I thought I could get away with not wrapping the top loops but they looked too bulky and uncouth so they got covered up.

I'll consider this a prototype and see if I can't refine it any further. Anodized steel wire is a joy to work with; I should really give it a bit more attention.

And next time, I -measure- both frames and secure them -properly- before I start wrapping away like a crazed cat for cream.

Friday, May 14, 2010

The Strange Attraction of Opposites

Some months ago, I was commissioned by a friend to make a bridesmaid's jewellery set. Her only stipulations were that it be simple, elegant and fuss-free.

Given that the bridesmaid dresses were fuschia and white, I thought Swarovski pearls might add just the touch of elegance necessary. I also wanted to use whatever I had on hand in the interests of keeping costs reasonable, and also because I've been trying to exercise more creativity in the reinvention/upcycling/recycling of materials that might not otherwise be seen as 'jewellery components' at first glance.

My friend is a big proponent of recycling and being environmentally conscious. Digging through my stash of stuff, I discovered I had leftover metal washers from a previous project, and enough headpins and eyepins to last about fifty years (all right, I'm exaggerating, but I've got quite a bit of those things lying around). I also had a sheet of aluminium that's been crying out to be used for a bit since I got my jeweller's saw at the beginning of this year. I'd been wanting to experiment with texturing as well, since I've got a chasing hammer that's only been used for flattening metal up to this point.

The result was aptly named 'The Strange Attraction of Opposites' in honour of pearls meeting metal washers. I gave it an adjustable 52cm (approximately 20")chain that could be set to either matinee or choker length, depending on the dress. The earrings measure about 6.5cm (just a little over 2.5") and the pendant is 2.4cm (approximately a little over 1") in diameter.

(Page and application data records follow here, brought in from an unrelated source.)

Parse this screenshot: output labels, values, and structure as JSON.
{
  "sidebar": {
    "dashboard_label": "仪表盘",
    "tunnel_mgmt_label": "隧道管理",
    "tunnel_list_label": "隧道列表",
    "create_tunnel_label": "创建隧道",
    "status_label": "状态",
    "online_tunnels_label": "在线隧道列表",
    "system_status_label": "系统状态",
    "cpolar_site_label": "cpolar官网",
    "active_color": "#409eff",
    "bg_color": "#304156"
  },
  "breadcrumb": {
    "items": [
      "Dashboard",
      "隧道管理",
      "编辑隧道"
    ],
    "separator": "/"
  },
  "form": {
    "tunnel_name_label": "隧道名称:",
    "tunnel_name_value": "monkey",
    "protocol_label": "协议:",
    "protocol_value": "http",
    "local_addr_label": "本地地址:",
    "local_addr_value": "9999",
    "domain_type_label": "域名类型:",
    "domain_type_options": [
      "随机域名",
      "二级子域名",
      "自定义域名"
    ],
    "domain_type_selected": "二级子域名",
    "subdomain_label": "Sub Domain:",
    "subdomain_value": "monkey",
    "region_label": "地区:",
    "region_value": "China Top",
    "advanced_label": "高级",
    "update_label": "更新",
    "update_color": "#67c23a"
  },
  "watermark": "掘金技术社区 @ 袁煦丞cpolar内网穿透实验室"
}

The Strange Attraction of Opposites: Swarovski pearls, rhodium-plate jump-rings, silver-plated eyepins, metal washers, hand-cut and textured aluminium pendant.

Pendant detail, with a bit more of the texturing visible.


Earrings, another (slightly more artsy) view.

Oh yes, my friend loved it. Even better!

Friday, May 07, 2010

The Dream and the Dreamer

Once upon a time, when dreams were plentiful and less prone to being blasted out of existence by reality, there was a little girl who loved to sing. Morning, night and noon, she'd be warbling like the birds from sun up to sun down, and all manner of hours in between.

What do you want to be when you grow up, the teacher asked at the end of each school year, and made the class write it down. The little girl wrote 'Singer' for maybe three of her twelve-plus years in school, before she was told that fairies weren't real, that believing in fairies couldn't make you fly, and that dreams couldn't sustain you in reality.

The little girl became a big girl, and her dreams drifted further and further away, like lost balloons - till she hurt her voice so badly that she didn't think she could ever sing again. So she buried that particular dream, and went on with the process of growing up.

Years later, the big girl joined a choir, never thinking that it would be anything more than something to pacify a ruined dream. What she didn't know was that even broken dreams could repair themselves and grow bigger and bigger, till they became reality.

The choir got stronger, and the big girl kept singing just because she loved it - until one day, she was asked to sing with her friends in one of the biggest events in the world, and she couldn't believe it till she actually saw the invitation.

And that is how the little-girl-turned-big-girl came to rehearse and get ready for the Day of Choirs at the 2010 World Expo in Shanghai, China - and also to compete in the World Choir Games with her adult choir, and the quartet she'd been singing with.

And that is where I've been for the past few months, preparing for the competition and raising funds for the trip. Which is why my updates have been so infrequent, and may be a little more sporadic than usual. Still trying to register that we'll be singing in Shanghai, I keep having to look at the invitation to believe it's real!